In this second blog exploring themes from Karen Atkinson’s book about Compassionate Mindful Inquiry, I wanted to reflect for a moment or two on the importance of giving voice to the patterns we notice within our experience.
We all have habitual ways of being, and thank goodness for that. Imagine if you had to start from nothing in each moment, retaining no information about what has happened in the past or the contexts in which you are functioning. That would be over-whelming indeed!
The thing is with habits, that they become unconscious and we stop noticing them. This happens with all kinds of habits. Do you know exactly how you wash yourself in the shower? Do you have to think about it each time? Probably not, its outside awareness, just something you do.
Thought patterns can be like this too. And feelings. Habitual ways of responding, thinking, feeling, acting...they are part of our make up. And as long as they serve us, that’s great.
When things are happening that do not work for you, it’s time to get curious and shine a light on what’s going on. As you come to notice the repeating patterns in your experience, you can name them. You might say ‘ah ha...I see you black and white thinking’ or ‘that’s a catastrophic thought, I’m thinking of the worst case again.’ when you name the pattern, it loses its power.
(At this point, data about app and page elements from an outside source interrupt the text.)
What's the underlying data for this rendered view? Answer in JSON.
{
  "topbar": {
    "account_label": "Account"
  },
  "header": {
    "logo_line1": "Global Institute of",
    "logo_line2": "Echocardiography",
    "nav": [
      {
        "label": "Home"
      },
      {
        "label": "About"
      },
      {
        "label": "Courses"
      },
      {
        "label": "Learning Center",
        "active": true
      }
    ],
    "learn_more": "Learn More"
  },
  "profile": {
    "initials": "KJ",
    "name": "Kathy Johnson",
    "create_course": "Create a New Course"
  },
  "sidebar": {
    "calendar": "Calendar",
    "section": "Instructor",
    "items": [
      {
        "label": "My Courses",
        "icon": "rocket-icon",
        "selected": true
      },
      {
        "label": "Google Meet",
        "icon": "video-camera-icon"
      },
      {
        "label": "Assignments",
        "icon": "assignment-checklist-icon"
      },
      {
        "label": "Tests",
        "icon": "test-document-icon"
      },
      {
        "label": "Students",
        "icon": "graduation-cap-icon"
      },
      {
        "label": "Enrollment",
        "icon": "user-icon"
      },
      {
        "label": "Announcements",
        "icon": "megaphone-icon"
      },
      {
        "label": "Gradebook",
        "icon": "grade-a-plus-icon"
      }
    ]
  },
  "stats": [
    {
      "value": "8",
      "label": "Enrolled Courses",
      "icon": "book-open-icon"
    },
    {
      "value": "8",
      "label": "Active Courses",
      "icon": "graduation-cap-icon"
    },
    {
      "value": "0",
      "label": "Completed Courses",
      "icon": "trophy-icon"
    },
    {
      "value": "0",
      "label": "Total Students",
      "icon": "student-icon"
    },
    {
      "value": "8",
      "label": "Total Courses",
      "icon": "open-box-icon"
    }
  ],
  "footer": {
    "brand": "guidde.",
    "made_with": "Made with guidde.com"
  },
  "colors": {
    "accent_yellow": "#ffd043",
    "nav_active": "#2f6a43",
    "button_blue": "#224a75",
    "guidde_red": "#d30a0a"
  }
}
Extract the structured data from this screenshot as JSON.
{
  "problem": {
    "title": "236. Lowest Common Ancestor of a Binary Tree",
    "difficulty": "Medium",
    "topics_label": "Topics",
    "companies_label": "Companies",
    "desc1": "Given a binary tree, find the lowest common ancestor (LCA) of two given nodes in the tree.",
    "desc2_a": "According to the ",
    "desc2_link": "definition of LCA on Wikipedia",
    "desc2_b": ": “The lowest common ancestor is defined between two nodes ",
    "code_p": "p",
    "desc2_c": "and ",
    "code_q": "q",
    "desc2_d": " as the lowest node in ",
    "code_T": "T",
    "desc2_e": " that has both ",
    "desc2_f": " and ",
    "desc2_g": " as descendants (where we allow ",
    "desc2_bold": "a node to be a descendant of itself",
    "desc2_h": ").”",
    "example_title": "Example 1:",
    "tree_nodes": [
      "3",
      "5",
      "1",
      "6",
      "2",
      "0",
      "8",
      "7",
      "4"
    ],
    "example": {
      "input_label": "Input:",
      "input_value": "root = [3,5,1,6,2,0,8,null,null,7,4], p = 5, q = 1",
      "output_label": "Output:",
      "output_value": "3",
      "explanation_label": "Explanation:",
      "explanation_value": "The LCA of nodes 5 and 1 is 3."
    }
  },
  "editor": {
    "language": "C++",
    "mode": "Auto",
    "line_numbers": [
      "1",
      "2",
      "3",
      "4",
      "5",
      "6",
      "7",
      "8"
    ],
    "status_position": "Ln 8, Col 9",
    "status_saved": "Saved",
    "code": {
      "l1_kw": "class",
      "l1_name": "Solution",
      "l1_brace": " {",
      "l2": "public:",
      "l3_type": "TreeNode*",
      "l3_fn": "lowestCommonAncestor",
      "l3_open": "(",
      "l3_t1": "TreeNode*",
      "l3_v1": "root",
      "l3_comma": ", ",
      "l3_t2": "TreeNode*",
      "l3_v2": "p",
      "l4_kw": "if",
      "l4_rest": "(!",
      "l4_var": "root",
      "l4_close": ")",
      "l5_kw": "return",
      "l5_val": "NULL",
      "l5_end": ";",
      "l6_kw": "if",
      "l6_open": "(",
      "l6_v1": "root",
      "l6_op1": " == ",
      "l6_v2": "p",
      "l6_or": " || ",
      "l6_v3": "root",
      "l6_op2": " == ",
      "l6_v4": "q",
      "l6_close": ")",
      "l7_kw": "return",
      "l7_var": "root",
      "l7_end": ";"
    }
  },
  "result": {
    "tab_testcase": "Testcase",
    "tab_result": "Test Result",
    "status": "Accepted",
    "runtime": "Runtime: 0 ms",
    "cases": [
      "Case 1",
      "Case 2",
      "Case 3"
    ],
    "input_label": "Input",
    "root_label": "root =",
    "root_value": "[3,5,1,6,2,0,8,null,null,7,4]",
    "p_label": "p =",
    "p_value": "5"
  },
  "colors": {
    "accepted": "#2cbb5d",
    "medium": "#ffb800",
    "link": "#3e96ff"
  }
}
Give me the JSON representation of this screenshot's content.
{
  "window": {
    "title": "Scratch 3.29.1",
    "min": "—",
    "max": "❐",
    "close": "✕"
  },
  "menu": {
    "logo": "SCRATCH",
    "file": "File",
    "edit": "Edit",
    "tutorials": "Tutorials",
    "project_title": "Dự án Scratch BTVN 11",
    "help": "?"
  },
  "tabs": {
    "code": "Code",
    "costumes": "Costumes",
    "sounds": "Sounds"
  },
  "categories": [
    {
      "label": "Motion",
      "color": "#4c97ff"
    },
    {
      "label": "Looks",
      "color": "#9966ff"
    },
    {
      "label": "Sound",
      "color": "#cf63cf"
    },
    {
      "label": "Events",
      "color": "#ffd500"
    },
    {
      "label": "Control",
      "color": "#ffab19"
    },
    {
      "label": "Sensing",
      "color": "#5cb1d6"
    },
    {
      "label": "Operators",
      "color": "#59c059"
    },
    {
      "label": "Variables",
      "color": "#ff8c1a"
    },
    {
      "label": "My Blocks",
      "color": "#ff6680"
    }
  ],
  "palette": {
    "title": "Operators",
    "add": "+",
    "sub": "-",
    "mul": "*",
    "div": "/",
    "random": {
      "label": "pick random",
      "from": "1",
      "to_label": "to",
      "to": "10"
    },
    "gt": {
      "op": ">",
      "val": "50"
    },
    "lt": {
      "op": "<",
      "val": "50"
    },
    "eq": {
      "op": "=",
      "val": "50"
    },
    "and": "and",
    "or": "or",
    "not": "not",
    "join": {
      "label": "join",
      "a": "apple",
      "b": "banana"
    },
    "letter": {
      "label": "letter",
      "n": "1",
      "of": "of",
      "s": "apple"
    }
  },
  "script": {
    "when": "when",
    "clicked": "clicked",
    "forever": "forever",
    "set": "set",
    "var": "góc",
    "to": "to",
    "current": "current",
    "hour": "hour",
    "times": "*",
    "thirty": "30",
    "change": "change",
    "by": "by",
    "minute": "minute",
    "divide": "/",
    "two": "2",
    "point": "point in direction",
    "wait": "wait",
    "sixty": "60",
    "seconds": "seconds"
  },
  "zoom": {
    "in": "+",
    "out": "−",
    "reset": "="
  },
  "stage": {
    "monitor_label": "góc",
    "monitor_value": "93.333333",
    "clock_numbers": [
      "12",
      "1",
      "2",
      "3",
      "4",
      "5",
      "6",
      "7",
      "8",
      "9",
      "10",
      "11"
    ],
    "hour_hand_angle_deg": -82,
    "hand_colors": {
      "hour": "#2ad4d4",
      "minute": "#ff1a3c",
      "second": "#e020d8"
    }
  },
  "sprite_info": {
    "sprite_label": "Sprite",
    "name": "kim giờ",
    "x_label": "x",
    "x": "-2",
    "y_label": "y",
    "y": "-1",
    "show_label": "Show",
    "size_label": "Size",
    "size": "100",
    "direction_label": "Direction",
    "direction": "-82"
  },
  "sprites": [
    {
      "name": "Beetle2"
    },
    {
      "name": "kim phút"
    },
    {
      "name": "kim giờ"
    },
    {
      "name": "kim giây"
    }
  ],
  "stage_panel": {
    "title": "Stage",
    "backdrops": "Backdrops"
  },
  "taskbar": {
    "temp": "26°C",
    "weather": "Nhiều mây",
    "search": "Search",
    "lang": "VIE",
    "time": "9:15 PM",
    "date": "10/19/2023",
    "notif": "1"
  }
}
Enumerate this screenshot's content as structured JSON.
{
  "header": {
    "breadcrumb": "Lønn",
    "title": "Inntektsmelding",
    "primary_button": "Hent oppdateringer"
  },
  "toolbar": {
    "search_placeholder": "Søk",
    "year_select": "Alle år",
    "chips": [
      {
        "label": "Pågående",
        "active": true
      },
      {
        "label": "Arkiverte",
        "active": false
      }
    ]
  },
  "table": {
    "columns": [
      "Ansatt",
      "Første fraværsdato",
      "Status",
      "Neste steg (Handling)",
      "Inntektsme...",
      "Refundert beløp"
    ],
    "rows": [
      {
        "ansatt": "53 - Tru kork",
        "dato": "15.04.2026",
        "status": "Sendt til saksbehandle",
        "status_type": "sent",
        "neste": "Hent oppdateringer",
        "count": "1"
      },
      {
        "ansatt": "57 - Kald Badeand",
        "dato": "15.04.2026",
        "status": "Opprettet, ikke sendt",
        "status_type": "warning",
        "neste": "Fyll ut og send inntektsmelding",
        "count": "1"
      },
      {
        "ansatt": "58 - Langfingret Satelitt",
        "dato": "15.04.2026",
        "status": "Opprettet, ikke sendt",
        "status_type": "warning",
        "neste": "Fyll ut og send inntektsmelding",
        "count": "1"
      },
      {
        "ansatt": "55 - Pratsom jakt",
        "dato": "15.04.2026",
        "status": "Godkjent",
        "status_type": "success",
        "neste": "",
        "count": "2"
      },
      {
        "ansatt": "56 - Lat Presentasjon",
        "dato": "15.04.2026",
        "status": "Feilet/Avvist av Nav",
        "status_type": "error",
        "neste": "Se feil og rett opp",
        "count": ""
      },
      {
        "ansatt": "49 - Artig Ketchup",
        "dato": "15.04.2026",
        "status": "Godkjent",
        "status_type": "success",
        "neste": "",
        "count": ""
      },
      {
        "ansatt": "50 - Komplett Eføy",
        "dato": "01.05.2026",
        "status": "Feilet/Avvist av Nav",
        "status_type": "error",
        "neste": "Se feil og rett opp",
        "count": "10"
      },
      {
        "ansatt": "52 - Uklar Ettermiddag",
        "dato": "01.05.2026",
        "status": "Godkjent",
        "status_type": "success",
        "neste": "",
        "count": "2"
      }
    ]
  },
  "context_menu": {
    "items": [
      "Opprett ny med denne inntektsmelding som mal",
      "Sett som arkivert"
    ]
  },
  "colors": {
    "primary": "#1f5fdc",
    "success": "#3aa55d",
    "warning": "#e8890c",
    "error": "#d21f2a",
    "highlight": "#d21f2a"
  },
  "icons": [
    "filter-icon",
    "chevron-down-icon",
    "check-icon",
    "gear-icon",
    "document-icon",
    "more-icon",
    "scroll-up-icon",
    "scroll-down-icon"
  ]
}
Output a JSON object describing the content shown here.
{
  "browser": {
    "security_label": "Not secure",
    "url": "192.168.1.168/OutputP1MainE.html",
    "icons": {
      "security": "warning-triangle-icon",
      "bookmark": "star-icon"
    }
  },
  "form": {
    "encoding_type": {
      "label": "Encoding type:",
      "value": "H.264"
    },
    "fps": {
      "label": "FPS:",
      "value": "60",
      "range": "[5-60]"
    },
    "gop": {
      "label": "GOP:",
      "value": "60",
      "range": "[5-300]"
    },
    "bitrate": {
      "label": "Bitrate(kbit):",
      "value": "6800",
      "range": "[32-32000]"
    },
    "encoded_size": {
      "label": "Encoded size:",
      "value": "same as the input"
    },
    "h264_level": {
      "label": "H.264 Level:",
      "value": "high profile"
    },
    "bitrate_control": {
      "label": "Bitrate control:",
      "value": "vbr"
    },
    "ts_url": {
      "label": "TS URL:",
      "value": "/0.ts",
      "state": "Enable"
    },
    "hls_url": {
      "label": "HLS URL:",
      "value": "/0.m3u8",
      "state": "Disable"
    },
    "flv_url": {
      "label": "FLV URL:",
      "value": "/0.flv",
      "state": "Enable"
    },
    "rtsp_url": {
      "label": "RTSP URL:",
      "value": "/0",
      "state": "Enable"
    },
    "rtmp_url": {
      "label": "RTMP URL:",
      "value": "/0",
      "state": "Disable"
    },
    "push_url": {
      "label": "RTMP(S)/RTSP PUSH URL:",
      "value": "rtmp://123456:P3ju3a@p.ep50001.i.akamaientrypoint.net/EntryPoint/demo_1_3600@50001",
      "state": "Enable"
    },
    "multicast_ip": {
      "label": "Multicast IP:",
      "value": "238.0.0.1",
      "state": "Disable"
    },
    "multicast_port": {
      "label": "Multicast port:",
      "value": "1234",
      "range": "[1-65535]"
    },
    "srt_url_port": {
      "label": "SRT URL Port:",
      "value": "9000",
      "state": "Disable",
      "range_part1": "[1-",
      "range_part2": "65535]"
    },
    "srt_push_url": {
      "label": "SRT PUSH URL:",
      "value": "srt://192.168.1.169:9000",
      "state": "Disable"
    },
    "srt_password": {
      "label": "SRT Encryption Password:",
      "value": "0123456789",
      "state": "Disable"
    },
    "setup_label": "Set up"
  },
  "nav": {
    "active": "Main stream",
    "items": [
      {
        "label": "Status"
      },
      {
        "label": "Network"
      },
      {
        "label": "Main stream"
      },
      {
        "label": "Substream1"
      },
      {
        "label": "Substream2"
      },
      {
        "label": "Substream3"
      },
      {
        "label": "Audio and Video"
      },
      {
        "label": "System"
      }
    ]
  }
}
It becomes less about the specific content of what you just said, and more about the pattern of thinking that underlies it. If you have a tendency to catastrophise generally, you then know that these worst case scenarios are just what your mind habitually does, rather than something to buy into and worry about.
So, if you can name it, you can tame it! Give it a try, and let me know how you get on.